• [WHAT YOU WILL DO] Copy the records that follow exactly as written, but not their pictures.

App and web page records
....................

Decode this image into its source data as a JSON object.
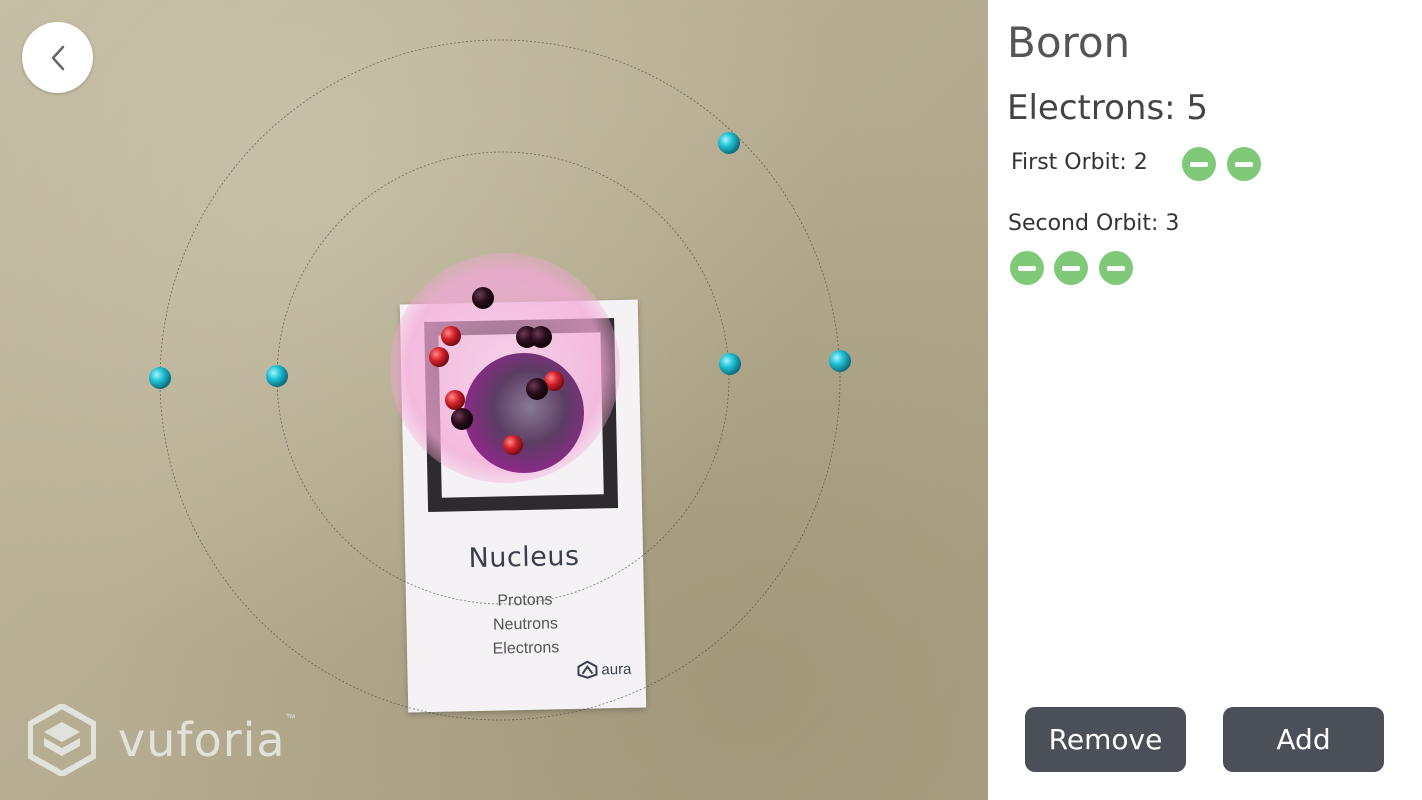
{
  "ar_view": {
    "back_icon": "chevron-left-icon",
    "marker_card": {
      "title": "Nucleus",
      "lines": [
        "Protons",
        "Neutrons",
        "Electrons"
      ],
      "logo_text": "aura"
    },
    "watermark": {
      "text": "vuforia",
      "tm": "™"
    },
    "colors": {
      "electron": "#26c3d6",
      "proton": "#d8262f",
      "neutron": "#2a0c1c",
      "nucleus_glow": "#f3a7d6"
    }
  },
  "panel": {
    "element_name": "Boron",
    "electrons_label": "Electrons: 5",
    "orbits": [
      {
        "label": "First Orbit: 2",
        "electrons": 2
      },
      {
        "label": "Second Orbit: 3",
        "electrons": 3
      }
    ],
    "remove_icon": "minus-circle-icon",
    "remove_label": "Remove",
    "add_label": "Add",
    "colors": {
      "remove_icon": "#7fc978",
      "button_bg": "#4a4f58"
    }
  }
}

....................

• [WRITTEN ANSWER]
Decode this image into its source data as a JSON object.
{
  "ar_view": {
    "back_icon": "chevron-left-icon",
    "marker_card": {
      "title": "Nucleus",
      "lines": [
        "Protons",
        "Neutrons",
        "Electrons"
      ],
      "logo_text": "aura"
    },
    "watermark": {
      "text": "vuforia",
      "tm": "™"
    },
    "colors": {
      "electron": "#26c3d6",
      "proton": "#d8262f",
      "neutron": "#2a0c1c",
      "nucleus_glow": "#f3a7d6"
    }
  },
  "panel": {
    "element_name": "Boron",
    "electrons_label": "Electrons: 5",
    "orbits": [
      {
        "label": "First Orbit: 2",
        "electrons": 2
      },
      {
        "label": "Second Orbit: 3",
        "electrons": 3
      }
    ],
    "remove_icon": "minus-circle-icon",
    "remove_label": "Remove",
    "add_label": "Add",
    "colors": {
      "remove_icon": "#7fc978",
      "button_bg": "#4a4f58"
    }
  }
}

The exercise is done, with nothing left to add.